*** Data shown ***

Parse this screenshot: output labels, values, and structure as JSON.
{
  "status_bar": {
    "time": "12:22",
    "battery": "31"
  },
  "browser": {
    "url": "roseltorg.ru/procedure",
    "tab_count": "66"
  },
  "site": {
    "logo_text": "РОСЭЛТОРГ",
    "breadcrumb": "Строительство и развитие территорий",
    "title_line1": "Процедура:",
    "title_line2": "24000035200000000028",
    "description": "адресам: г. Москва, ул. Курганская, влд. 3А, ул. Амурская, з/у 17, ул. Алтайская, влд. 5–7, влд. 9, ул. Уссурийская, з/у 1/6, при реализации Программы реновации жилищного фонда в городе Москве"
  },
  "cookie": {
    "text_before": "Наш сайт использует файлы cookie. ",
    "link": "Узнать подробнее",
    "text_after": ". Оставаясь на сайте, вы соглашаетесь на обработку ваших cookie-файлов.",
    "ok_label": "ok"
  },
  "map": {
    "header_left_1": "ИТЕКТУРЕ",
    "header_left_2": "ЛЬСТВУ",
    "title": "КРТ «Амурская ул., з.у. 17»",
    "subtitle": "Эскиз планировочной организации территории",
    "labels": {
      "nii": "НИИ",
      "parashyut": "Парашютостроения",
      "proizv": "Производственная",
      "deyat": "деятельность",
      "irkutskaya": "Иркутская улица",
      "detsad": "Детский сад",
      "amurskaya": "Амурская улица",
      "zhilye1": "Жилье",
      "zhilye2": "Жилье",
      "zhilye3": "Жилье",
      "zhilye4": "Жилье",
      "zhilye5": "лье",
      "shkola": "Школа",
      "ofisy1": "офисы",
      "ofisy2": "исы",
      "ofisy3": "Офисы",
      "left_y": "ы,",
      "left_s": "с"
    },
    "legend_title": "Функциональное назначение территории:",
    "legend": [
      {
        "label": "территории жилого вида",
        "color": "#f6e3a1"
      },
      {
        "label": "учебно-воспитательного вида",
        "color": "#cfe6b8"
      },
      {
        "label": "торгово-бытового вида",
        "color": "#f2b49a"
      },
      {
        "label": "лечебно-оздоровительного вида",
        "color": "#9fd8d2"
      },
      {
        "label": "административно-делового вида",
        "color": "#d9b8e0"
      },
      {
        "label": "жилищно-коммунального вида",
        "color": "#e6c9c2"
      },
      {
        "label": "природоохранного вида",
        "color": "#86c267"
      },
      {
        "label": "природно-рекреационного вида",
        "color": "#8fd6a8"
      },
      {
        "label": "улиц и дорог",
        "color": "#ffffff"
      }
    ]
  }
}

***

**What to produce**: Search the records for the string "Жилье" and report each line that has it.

**Exercise output**:
      "zhilye1": "Жилье",
      "zhilye2": "Жилье",
      "zhilye3": "Жилье",
      "zhilye4": "Жилье",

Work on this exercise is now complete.